- _Given information_
___
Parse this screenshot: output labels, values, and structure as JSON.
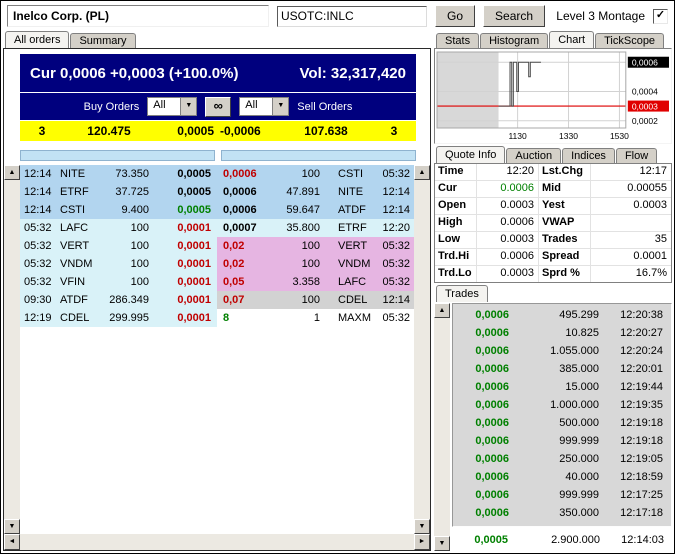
{
  "icons": {
    "check": "✓",
    "link": "∞",
    "up": "▲",
    "down": "▼",
    "left": "◄",
    "right": "►",
    "select_arrow": "▼"
  },
  "colors": {
    "ticker_bg": "#00007e",
    "summary_bg": "#ffff00",
    "best_row": "#b2d5ef",
    "depth_row": "#d9f2f8",
    "pink_row": "#e6b5e2",
    "gray_row": "#d2d2d2",
    "up_green": "#008000",
    "down_red": "#c00000",
    "chart_ref_red": "#e00000"
  },
  "header": {
    "title": "Inelco Corp. (PL)",
    "symbol_value": "USOTC:INLC",
    "go_label": "Go",
    "search_label": "Search",
    "montage_label": "Level 3 Montage",
    "montage_checked": true
  },
  "left": {
    "tabs": [
      {
        "label": "All orders",
        "active": true
      },
      {
        "label": "Summary",
        "active": false
      }
    ],
    "ticker": {
      "cur_text": "Cur 0,0006 +0,0003 (+100.0%)",
      "vol_text": "Vol: 32,317,420"
    },
    "filters": {
      "buy_label": "Buy Orders",
      "buy_value": "All",
      "sell_label": "Sell Orders",
      "sell_value": "All"
    },
    "summary": {
      "buy_count": "3",
      "buy_size": "120.475",
      "bid": "0,0005",
      "ask": "-0,0006",
      "sell_size": "107.638",
      "sell_count": "3"
    },
    "buy_rows": [
      {
        "time": "12:14",
        "mm": "NITE",
        "size": "73.350",
        "price": "0,0005",
        "price_class": "p-black",
        "row_class": "bg-blue"
      },
      {
        "time": "12:14",
        "mm": "ETRF",
        "size": "37.725",
        "price": "0,0005",
        "price_class": "p-black",
        "row_class": "bg-blue"
      },
      {
        "time": "12:14",
        "mm": "CSTI",
        "size": "9.400",
        "price": "0,0005",
        "price_class": "p-green",
        "row_class": "bg-blue"
      },
      {
        "time": "05:32",
        "mm": "LAFC",
        "size": "100",
        "price": "0,0001",
        "price_class": "p-red",
        "row_class": "bg-cyan"
      },
      {
        "time": "05:32",
        "mm": "VERT",
        "size": "100",
        "price": "0,0001",
        "price_class": "p-red",
        "row_class": "bg-cyan"
      },
      {
        "time": "05:32",
        "mm": "VNDM",
        "size": "100",
        "price": "0,0001",
        "price_class": "p-red",
        "row_class": "bg-cyan"
      },
      {
        "time": "05:32",
        "mm": "VFIN",
        "size": "100",
        "price": "0,0001",
        "price_class": "p-red",
        "row_class": "bg-cyan"
      },
      {
        "time": "09:30",
        "mm": "ATDF",
        "size": "286.349",
        "price": "0,0001",
        "price_class": "p-red",
        "row_class": "bg-cyan"
      },
      {
        "time": "12:19",
        "mm": "CDEL",
        "size": "299.995",
        "price": "0,0001",
        "price_class": "p-red",
        "row_class": "bg-cyan"
      }
    ],
    "sell_rows": [
      {
        "price": "0,0006",
        "size": "100",
        "mm": "CSTI",
        "time": "05:32",
        "price_class": "p-red",
        "row_class": "bg-blue"
      },
      {
        "price": "0,0006",
        "size": "47.891",
        "mm": "NITE",
        "time": "12:14",
        "price_class": "p-black",
        "row_class": "bg-blue"
      },
      {
        "price": "0,0006",
        "size": "59.647",
        "mm": "ATDF",
        "time": "12:14",
        "price_class": "p-black",
        "row_class": "bg-blue"
      },
      {
        "price": "0,0007",
        "size": "35.800",
        "mm": "ETRF",
        "time": "12:20",
        "price_class": "p-black",
        "row_class": "bg-cyan"
      },
      {
        "price": "0,02",
        "size": "100",
        "mm": "VERT",
        "time": "05:32",
        "price_class": "p-red",
        "row_class": "bg-pink"
      },
      {
        "price": "0,02",
        "size": "100",
        "mm": "VNDM",
        "time": "05:32",
        "price_class": "p-red",
        "row_class": "bg-pink"
      },
      {
        "price": "0,05",
        "size": "3.358",
        "mm": "LAFC",
        "time": "05:32",
        "price_class": "p-red",
        "row_class": "bg-pink"
      },
      {
        "price": "0,07",
        "size": "100",
        "mm": "CDEL",
        "time": "12:14",
        "price_class": "p-red",
        "row_class": "bg-gray"
      },
      {
        "price": "8",
        "size": "1",
        "mm": "MAXM",
        "time": "05:32",
        "price_class": "p-green",
        "row_class": "bg-white"
      }
    ]
  },
  "right": {
    "chart_tabs": [
      {
        "label": "Stats",
        "active": false
      },
      {
        "label": "Histogram",
        "active": false
      },
      {
        "label": "Chart",
        "active": true
      },
      {
        "label": "TickScope",
        "active": false
      }
    ],
    "quote_tabs": [
      {
        "label": "Quote Info",
        "active": true
      },
      {
        "label": "Auction",
        "active": false
      },
      {
        "label": "Indices",
        "active": false
      },
      {
        "label": "Flow",
        "active": false
      }
    ],
    "quote_rows": [
      {
        "l1": "Time",
        "v1": "12:20",
        "c1": "",
        "l2": "Lst.Chg",
        "v2": "12:17",
        "c2": ""
      },
      {
        "l1": "Cur",
        "v1": "0.0006",
        "c1": "p-green",
        "l2": "Mid",
        "v2": "0.00055",
        "c2": ""
      },
      {
        "l1": "Open",
        "v1": "0.0003",
        "c1": "",
        "l2": "Yest",
        "v2": "0.0003",
        "c2": ""
      },
      {
        "l1": "High",
        "v1": "0.0006",
        "c1": "",
        "l2": "VWAP",
        "v2": "",
        "c2": ""
      },
      {
        "l1": "Low",
        "v1": "0.0003",
        "c1": "",
        "l2": "Trades",
        "v2": "35",
        "c2": ""
      },
      {
        "l1": "Trd.Hi",
        "v1": "0.0006",
        "c1": "",
        "l2": "Spread",
        "v2": "0.0001",
        "c2": ""
      },
      {
        "l1": "Trd.Lo",
        "v1": "0.0003",
        "c1": "",
        "l2": "Sprd %",
        "v2": "16.7%",
        "c2": ""
      }
    ],
    "trades_tab": "Trades",
    "trades": [
      {
        "price": "0,0006",
        "size": "495.299",
        "time": "12:20:38",
        "row_class": "t-gray"
      },
      {
        "price": "0,0006",
        "size": "10.825",
        "time": "12:20:27",
        "row_class": "t-gray"
      },
      {
        "price": "0,0006",
        "size": "1.055.000",
        "time": "12:20:24",
        "row_class": "t-gray"
      },
      {
        "price": "0,0006",
        "size": "385.000",
        "time": "12:20:01",
        "row_class": "t-gray"
      },
      {
        "price": "0,0006",
        "size": "15.000",
        "time": "12:19:44",
        "row_class": "t-gray"
      },
      {
        "price": "0,0006",
        "size": "1.000.000",
        "time": "12:19:35",
        "row_class": "t-gray"
      },
      {
        "price": "0,0006",
        "size": "500.000",
        "time": "12:19:18",
        "row_class": "t-gray"
      },
      {
        "price": "0,0006",
        "size": "999.999",
        "time": "12:19:18",
        "row_class": "t-gray"
      },
      {
        "price": "0,0006",
        "size": "250.000",
        "time": "12:19:05",
        "row_class": "t-gray"
      },
      {
        "price": "0,0006",
        "size": "40.000",
        "time": "12:18:59",
        "row_class": "t-gray"
      },
      {
        "price": "0,0006",
        "size": "999.999",
        "time": "12:17:25",
        "row_class": "t-gray"
      },
      {
        "price": "0,0006",
        "size": "350.000",
        "time": "12:17:18",
        "row_class": "t-gray"
      },
      {
        "price": "0,0005",
        "size": "2.900.000",
        "time": "12:14:03",
        "row_class": "t-white"
      }
    ]
  },
  "chart_data": {
    "type": "line",
    "title": "Intraday price",
    "x_domain_minutes": [
      500,
      945
    ],
    "x_ticks": [
      {
        "label": "1130",
        "minute": 690
      },
      {
        "label": "1330",
        "minute": 810
      },
      {
        "label": "1530",
        "minute": 930
      }
    ],
    "ylim": [
      0.00015,
      0.00067
    ],
    "y_ticks": [
      {
        "label": "0,0006",
        "value": 0.0006,
        "style": "box-black"
      },
      {
        "label": "0,0004",
        "value": 0.0004,
        "style": "plain"
      },
      {
        "label": "0,0003",
        "value": 0.0003,
        "style": "box-red"
      },
      {
        "label": "0,0002",
        "value": 0.0002,
        "style": "plain"
      }
    ],
    "reference_line": {
      "value": 0.0003,
      "color": "#e00000"
    },
    "no_data_region_end_minute": 645,
    "grid": true,
    "legend": false,
    "series": [
      {
        "name": "price",
        "color": "#4a4a4a",
        "step": true,
        "points": [
          [
            645,
            0.0003
          ],
          [
            672,
            0.0003
          ],
          [
            672,
            0.0006
          ],
          [
            676,
            0.0006
          ],
          [
            676,
            0.0003
          ],
          [
            680,
            0.0003
          ],
          [
            680,
            0.0006
          ],
          [
            688,
            0.0006
          ],
          [
            688,
            0.0004
          ],
          [
            692,
            0.0004
          ],
          [
            692,
            0.0006
          ],
          [
            716,
            0.0006
          ],
          [
            716,
            0.0005
          ],
          [
            720,
            0.0005
          ],
          [
            720,
            0.0006
          ],
          [
            745,
            0.0006
          ]
        ]
      }
    ]
  }
}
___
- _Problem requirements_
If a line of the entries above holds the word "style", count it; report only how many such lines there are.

- _Response to the task_
4